What is the Law on Burglary in New Mexico and what are the Punishments for it?
Unless one approaches an experienced burglary lawyer, it can be tough to appreciate the distinctions between the property related crimes in New Mexico. After all, there are so many different kinds of property-related offenses in the state of New Mexico like larceny, robbery, burglary, and theft.
Hence, it is highly imperative to understand how these crimes are different from one another along with how burglary, along with other convictions may impact a person's life in the state.
Burglary laws in New Mexico
An act of burglary involves an illegal entry of any dwelling, aircraft, watercraft, vehicle, or any other structure, both immovable and movable where the person had an intention of committing any theft or felony therein. The act includes:
- Any individual who enters any watercraft, vehicle, aircraft, or some other structure, immovable or movable illegally with an intention of committing any theft or felony can be charged with a 4th-degree felony.
- When a person enters any dwelling house without proper authorization with the intention of committing any theft or felony therein can be held guilty of committing a 3rd-degree felony.
Possessing burglary tools: Possessing tools typically used while indulging in an act of burglary, demonstrates the person's intention of committing a crime.
Home invasion burglary: The act of breaking into a dwelling or a house having an intention of committing a felony or theft, and
Aggravated burglary: If the accused commits battery, meaning touches or hits the victim in an offensive or harmful manner or possesses a deadly weapon
There are times when all these offenses are clubbed together in New Mexico. For instance, a person might be charged with home invasion burglary, as well as an aggravated burglary. Hiring a good New Mexico lawyer can help the accused understand his/her criminal charges properly so that the lawyer can prepare the best defense possible.

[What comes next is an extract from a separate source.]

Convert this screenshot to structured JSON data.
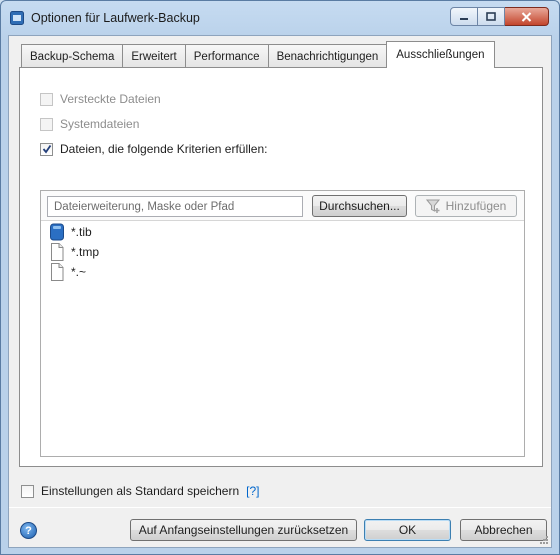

There are several occasions when a burglary is confused with larceny and robbery. However, burglary entails breaking and then entering into a structure while larceny and robbery feature distinct legal requirements.
Robbery: When a person steals from another individual by threatening to use force.
Larceny: Includes a wide category of criminal offenses comprising robbing something that has value. Such crimes include identity theft and stealing of services and goods.
Charges of criminal trespassing: Include entering into a property after being told to leave or without permission. These charges are usually less severe and are more often misdemeanors.
Penalties for burglary in New Mexico
Criminal penalties in the state of New Mexico may vary based on the kind of crime, as well as, the value of the robbed property. These penalties are as follows:
Having burglary tools in possession: If proved can lead to a maximum prison term of 18 months ailing with a fine of 5,000 USD (4th- degree felony).
Burglary involving home invasion: a maximum prison term of 3 years and a fine of 5,000 USD (Considered as a 3rd-degree felony).
Aggravated burglary: A maximum prison term of 9 years along with a fine of 10,000 USD (treated as a 2nd-degree felony).
Burglary of some other structure: A maximum prison term of 28 months and a fine of 5,000 USD.
An experienced burglary lawyer can reduce the defendant's charges or sentences. Also, based on the individual circumstances, the defendant might avoid with sentencing alternatives or sentencing altogether.
Burglary defenses in New Mexico
Burglary charges have several defenses available. These include no criminal intent, innocence, and procedure issues like seizure by law enforcement and an unlawful search.
With the help of a seasoned criminal defense lawyer, the defendant can be benefited from expert guidance as the former can do a detailed review of such cases and create a personalized strategy of defense on the basis of issues and facts surrounding that case.